ASSIGNMENT –
Each line below should be retyped exactly, with no pictures.

WORKING DATA Block Start

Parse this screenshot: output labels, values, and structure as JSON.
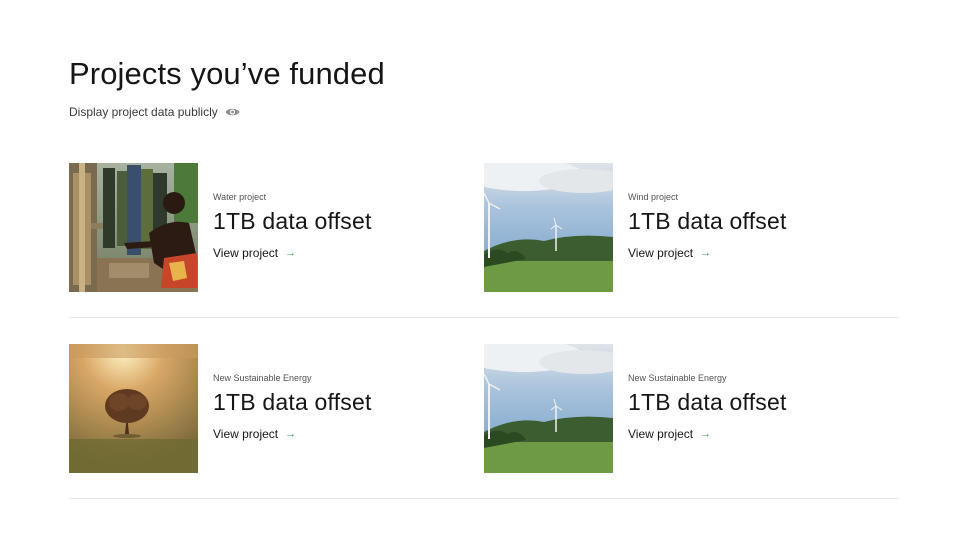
{
  "header": {
    "title": "Projects you’ve funded",
    "toggle_label": "Display project data publicly",
    "toggle_icon": "eye-icon"
  },
  "colors": {
    "accent_arrow": "#24a148",
    "divider": "#e8e8e8"
  },
  "projects": [
    {
      "category": "Water project",
      "headline": "1TB data offset",
      "link_label": "View project",
      "link_icon": "arrow-right-icon",
      "image": "water-pump-photo"
    },
    {
      "category": "Wind project",
      "headline": "1TB data offset",
      "link_label": "View project",
      "link_icon": "arrow-right-icon",
      "image": "wind-turbines-photo"
    },
    {
      "category": "New Sustainable Energy",
      "headline": "1TB data offset",
      "link_label": "View project",
      "link_icon": "arrow-right-icon",
      "image": "misty-tree-photo"
    },
    {
      "category": "New Sustainable Energy",
      "headline": "1TB data offset",
      "link_label": "View project",
      "link_icon": "arrow-right-icon",
      "image": "wind-turbines-photo"
    }
  ],
  "arrow_glyph": "→"
}
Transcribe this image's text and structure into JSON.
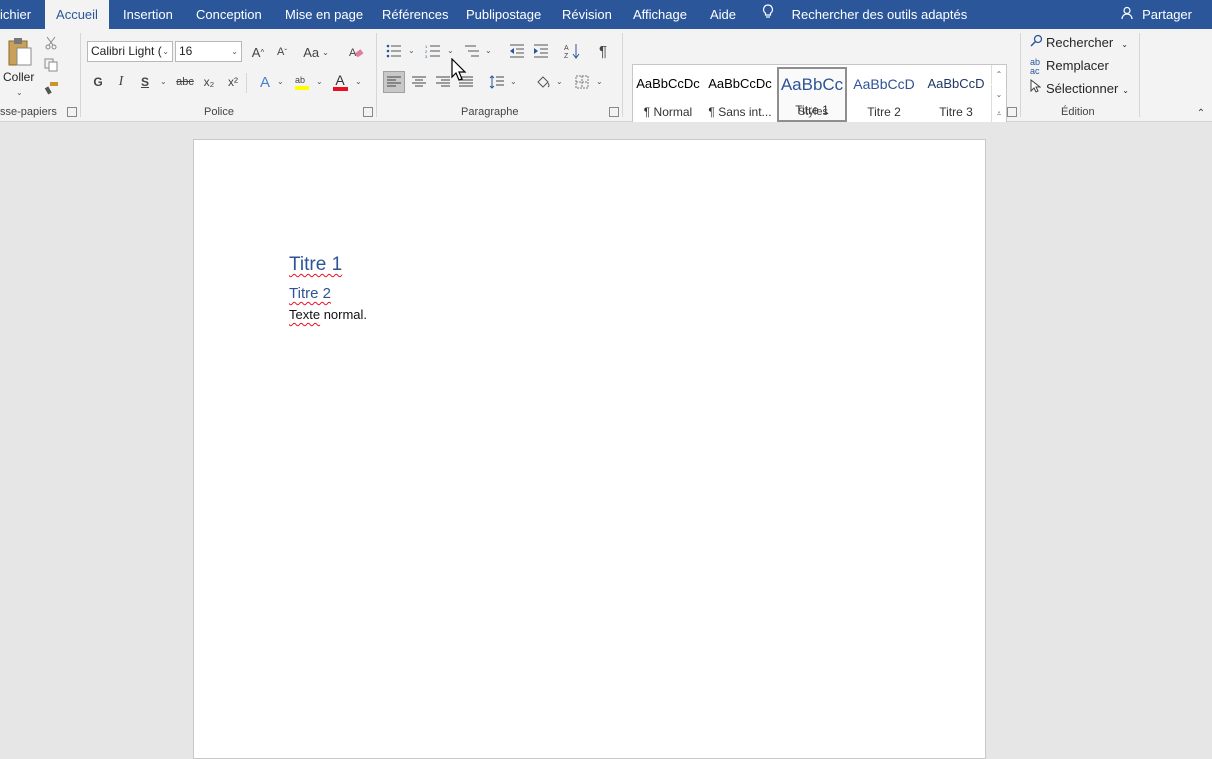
{
  "tabs": [
    {
      "label": "ichier"
    },
    {
      "label": "Accueil",
      "active": true
    },
    {
      "label": "Insertion"
    },
    {
      "label": "Conception"
    },
    {
      "label": "Mise en page"
    },
    {
      "label": "Références"
    },
    {
      "label": "Publipostage"
    },
    {
      "label": "Révision"
    },
    {
      "label": "Affichage"
    },
    {
      "label": "Aide"
    }
  ],
  "tell_me": "Rechercher des outils adaptés",
  "share": "Partager",
  "clipboard": {
    "paste": "Coller",
    "label": "sse-papiers"
  },
  "font": {
    "name": "Calibri Light (",
    "size": "16",
    "label": "Police",
    "bold": "G",
    "italic": "I",
    "underline": "S",
    "strike": "abc",
    "sub": "x₂",
    "sup": "x²",
    "case": "Aa",
    "grow": "A",
    "shrink": "A",
    "font_color": "A",
    "effects": "A"
  },
  "paragraph": {
    "label": "Paragraphe",
    "pilcrow": "¶"
  },
  "styles": {
    "label": "Styles",
    "items": [
      {
        "preview": "AaBbCcDc",
        "name": "¶ Normal"
      },
      {
        "preview": "AaBbCcDc",
        "name": "¶ Sans int..."
      },
      {
        "preview": "AaBbCc",
        "name": "Titre 1",
        "selected": true
      },
      {
        "preview": "AaBbCcD",
        "name": "Titre 2"
      },
      {
        "preview": "AaBbCcD",
        "name": "Titre 3"
      }
    ]
  },
  "editing": {
    "label": "Édition",
    "find": "Rechercher",
    "replace": "Remplacer",
    "select": "Sélectionner"
  },
  "document": {
    "title1": "Titre 1",
    "title2": "Titre 2",
    "body_word1": "Texte",
    "body_rest": " normal."
  },
  "colors": {
    "accent": "#2b579a",
    "heading": "#2f5496",
    "highlight": "#ffff00",
    "font_color": "#e81123"
  }
}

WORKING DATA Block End

THE ANSWER –
Parse this screenshot: output labels, values, and structure as JSON.
{
  "header": {
    "title": "Projects you’ve funded",
    "toggle_label": "Display project data publicly",
    "toggle_icon": "eye-icon"
  },
  "colors": {
    "accent_arrow": "#24a148",
    "divider": "#e8e8e8"
  },
  "projects": [
    {
      "category": "Water project",
      "headline": "1TB data offset",
      "link_label": "View project",
      "link_icon": "arrow-right-icon",
      "image": "water-pump-photo"
    },
    {
      "category": "Wind project",
      "headline": "1TB data offset",
      "link_label": "View project",
      "link_icon": "arrow-right-icon",
      "image": "wind-turbines-photo"
    },
    {
      "category": "New Sustainable Energy",
      "headline": "1TB data offset",
      "link_label": "View project",
      "link_icon": "arrow-right-icon",
      "image": "misty-tree-photo"
    },
    {
      "category": "New Sustainable Energy",
      "headline": "1TB data offset",
      "link_label": "View project",
      "link_icon": "arrow-right-icon",
      "image": "wind-turbines-photo"
    }
  ],
  "arrow_glyph": "→"
}
Transcribe this image's text and structure into JSON.
{
  "tabs": [
    {
      "label": "ichier"
    },
    {
      "label": "Accueil",
      "active": true
    },
    {
      "label": "Insertion"
    },
    {
      "label": "Conception"
    },
    {
      "label": "Mise en page"
    },
    {
      "label": "Références"
    },
    {
      "label": "Publipostage"
    },
    {
      "label": "Révision"
    },
    {
      "label": "Affichage"
    },
    {
      "label": "Aide"
    }
  ],
  "tell_me": "Rechercher des outils adaptés",
  "share": "Partager",
  "clipboard": {
    "paste": "Coller",
    "label": "sse-papiers"
  },
  "font": {
    "name": "Calibri Light (",
    "size": "16",
    "label": "Police",
    "bold": "G",
    "italic": "I",
    "underline": "S",
    "strike": "abc",
    "sub": "x₂",
    "sup": "x²",
    "case": "Aa",
    "grow": "A",
    "shrink": "A",
    "font_color": "A",
    "effects": "A"
  },
  "paragraph": {
    "label": "Paragraphe",
    "pilcrow": "¶"
  },
  "styles": {
    "label": "Styles",
    "items": [
      {
        "preview": "AaBbCcDc",
        "name": "¶ Normal"
      },
      {
        "preview": "AaBbCcDc",
        "name": "¶ Sans int..."
      },
      {
        "preview": "AaBbCc",
        "name": "Titre 1",
        "selected": true
      },
      {
        "preview": "AaBbCcD",
        "name": "Titre 2"
      },
      {
        "preview": "AaBbCcD",
        "name": "Titre 3"
      }
    ]
  },
  "editing": {
    "label": "Édition",
    "find": "Rechercher",
    "replace": "Remplacer",
    "select": "Sélectionner"
  },
  "document": {
    "title1": "Titre 1",
    "title2": "Titre 2",
    "body_word1": "Texte",
    "body_rest": " normal."
  },
  "colors": {
    "accent": "#2b579a",
    "heading": "#2f5496",
    "highlight": "#ffff00",
    "font_color": "#e81123"
  }
}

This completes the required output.